> RAW DATA:
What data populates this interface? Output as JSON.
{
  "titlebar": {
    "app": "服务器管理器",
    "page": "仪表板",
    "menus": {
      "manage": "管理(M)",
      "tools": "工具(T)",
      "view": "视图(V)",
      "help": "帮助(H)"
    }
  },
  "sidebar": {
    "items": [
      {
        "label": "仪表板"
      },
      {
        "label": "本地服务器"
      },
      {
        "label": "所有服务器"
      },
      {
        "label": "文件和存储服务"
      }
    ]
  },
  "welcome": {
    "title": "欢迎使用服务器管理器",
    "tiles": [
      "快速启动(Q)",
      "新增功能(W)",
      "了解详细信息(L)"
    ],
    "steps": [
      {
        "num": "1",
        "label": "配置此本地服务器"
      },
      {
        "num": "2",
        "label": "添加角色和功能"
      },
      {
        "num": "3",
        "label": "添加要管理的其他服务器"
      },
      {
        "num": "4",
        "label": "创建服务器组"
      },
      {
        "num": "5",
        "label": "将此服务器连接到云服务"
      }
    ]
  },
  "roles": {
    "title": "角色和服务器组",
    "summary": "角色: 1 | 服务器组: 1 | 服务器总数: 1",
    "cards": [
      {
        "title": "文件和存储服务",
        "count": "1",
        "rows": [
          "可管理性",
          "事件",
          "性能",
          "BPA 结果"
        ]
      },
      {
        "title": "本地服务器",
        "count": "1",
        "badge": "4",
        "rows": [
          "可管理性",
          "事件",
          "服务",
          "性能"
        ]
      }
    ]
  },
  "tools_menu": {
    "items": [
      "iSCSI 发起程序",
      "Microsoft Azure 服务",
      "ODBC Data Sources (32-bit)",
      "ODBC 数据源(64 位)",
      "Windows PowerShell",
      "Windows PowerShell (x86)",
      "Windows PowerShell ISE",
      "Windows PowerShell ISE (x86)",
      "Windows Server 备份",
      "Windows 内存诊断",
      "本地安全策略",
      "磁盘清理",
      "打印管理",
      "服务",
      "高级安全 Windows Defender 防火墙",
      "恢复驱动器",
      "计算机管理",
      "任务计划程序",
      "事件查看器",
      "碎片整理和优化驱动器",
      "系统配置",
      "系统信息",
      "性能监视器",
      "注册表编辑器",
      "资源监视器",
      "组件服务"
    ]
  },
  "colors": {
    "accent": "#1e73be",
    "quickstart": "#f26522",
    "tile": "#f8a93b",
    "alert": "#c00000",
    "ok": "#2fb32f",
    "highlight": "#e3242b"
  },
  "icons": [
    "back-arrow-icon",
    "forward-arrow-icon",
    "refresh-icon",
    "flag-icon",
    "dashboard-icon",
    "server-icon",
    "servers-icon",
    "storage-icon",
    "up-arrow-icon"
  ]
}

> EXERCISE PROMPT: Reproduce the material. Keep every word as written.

> RESPONSE:
What data populates this interface? Output as JSON.
{
  "titlebar": {
    "app": "服务器管理器",
    "page": "仪表板",
    "menus": {
      "manage": "管理(M)",
      "tools": "工具(T)",
      "view": "视图(V)",
      "help": "帮助(H)"
    }
  },
  "sidebar": {
    "items": [
      {
        "label": "仪表板"
      },
      {
        "label": "本地服务器"
      },
      {
        "label": "所有服务器"
      },
      {
        "label": "文件和存储服务"
      }
    ]
  },
  "welcome": {
    "title": "欢迎使用服务器管理器",
    "tiles": [
      "快速启动(Q)",
      "新增功能(W)",
      "了解详细信息(L)"
    ],
    "steps": [
      {
        "num": "1",
        "label": "配置此本地服务器"
      },
      {
        "num": "2",
        "label": "添加角色和功能"
      },
      {
        "num": "3",
        "label": "添加要管理的其他服务器"
      },
      {
        "num": "4",
        "label": "创建服务器组"
      },
      {
        "num": "5",
        "label": "将此服务器连接到云服务"
      }
    ]
  },
  "roles": {
    "title": "角色和服务器组",
    "summary": "角色: 1 | 服务器组: 1 | 服务器总数: 1",
    "cards": [
      {
        "title": "文件和存储服务",
        "count": "1",
        "rows": [
          "可管理性",
          "事件",
          "性能",
          "BPA 结果"
        ]
      },
      {
        "title": "本地服务器",
        "count": "1",
        "badge": "4",
        "rows": [
          "可管理性",
          "事件",
          "服务",
          "性能"
        ]
      }
    ]
  },
  "tools_menu": {
    "items": [
      "iSCSI 发起程序",
      "Microsoft Azure 服务",
      "ODBC Data Sources (32-bit)",
      "ODBC 数据源(64 位)",
      "Windows PowerShell",
      "Windows PowerShell (x86)",
      "Windows PowerShell ISE",
      "Windows PowerShell ISE (x86)",
      "Windows Server 备份",
      "Windows 内存诊断",
      "本地安全策略",
      "磁盘清理",
      "打印管理",
      "服务",
      "高级安全 Windows Defender 防火墙",
      "恢复驱动器",
      "计算机管理",
      "任务计划程序",
      "事件查看器",
      "碎片整理和优化驱动器",
      "系统配置",
      "系统信息",
      "性能监视器",
      "注册表编辑器",
      "资源监视器",
      "组件服务"
    ]
  },
  "colors": {
    "accent": "#1e73be",
    "quickstart": "#f26522",
    "tile": "#f8a93b",
    "alert": "#c00000",
    "ok": "#2fb32f",
    "highlight": "#e3242b"
  },
  "icons": [
    "back-arrow-icon",
    "forward-arrow-icon",
    "refresh-icon",
    "flag-icon",
    "dashboard-icon",
    "server-icon",
    "servers-icon",
    "storage-icon",
    "up-arrow-icon"
  ]
}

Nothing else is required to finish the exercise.